What you are asked to do
Below are records; copy every line in them that holds the word "icon".
··· Supplied information ···
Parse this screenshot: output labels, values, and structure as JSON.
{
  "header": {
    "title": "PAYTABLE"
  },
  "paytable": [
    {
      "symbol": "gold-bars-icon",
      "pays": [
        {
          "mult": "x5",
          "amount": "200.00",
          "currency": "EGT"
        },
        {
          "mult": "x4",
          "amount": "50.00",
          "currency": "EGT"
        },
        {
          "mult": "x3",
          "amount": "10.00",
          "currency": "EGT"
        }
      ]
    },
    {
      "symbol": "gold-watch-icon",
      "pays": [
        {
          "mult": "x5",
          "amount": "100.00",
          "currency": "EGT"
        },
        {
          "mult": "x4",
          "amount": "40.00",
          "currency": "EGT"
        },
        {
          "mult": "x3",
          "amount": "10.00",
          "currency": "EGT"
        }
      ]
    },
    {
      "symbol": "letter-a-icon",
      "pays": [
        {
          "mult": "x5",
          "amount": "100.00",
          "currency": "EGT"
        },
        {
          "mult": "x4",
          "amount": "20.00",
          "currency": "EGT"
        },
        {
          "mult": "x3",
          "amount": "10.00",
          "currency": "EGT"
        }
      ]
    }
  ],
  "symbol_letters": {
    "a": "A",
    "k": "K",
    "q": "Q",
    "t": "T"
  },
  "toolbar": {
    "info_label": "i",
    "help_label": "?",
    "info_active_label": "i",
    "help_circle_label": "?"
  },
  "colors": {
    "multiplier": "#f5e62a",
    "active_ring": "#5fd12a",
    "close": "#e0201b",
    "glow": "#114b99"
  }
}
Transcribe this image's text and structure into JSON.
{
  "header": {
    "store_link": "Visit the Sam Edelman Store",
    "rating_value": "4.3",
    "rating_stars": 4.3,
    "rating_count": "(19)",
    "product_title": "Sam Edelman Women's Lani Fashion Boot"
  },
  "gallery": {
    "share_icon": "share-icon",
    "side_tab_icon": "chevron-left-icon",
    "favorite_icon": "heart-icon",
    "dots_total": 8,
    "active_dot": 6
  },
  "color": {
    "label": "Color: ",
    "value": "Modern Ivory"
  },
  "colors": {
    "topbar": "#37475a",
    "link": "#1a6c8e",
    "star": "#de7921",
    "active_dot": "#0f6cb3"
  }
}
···
Finished exercise
      "symbol": "gold-bars-icon",
      "symbol": "gold-watch-icon",
      "symbol": "letter-a-icon",
    "share_icon": "share-icon",
    "side_tab_icon": "chevron-left-icon",
    "favorite_icon": "heart-icon",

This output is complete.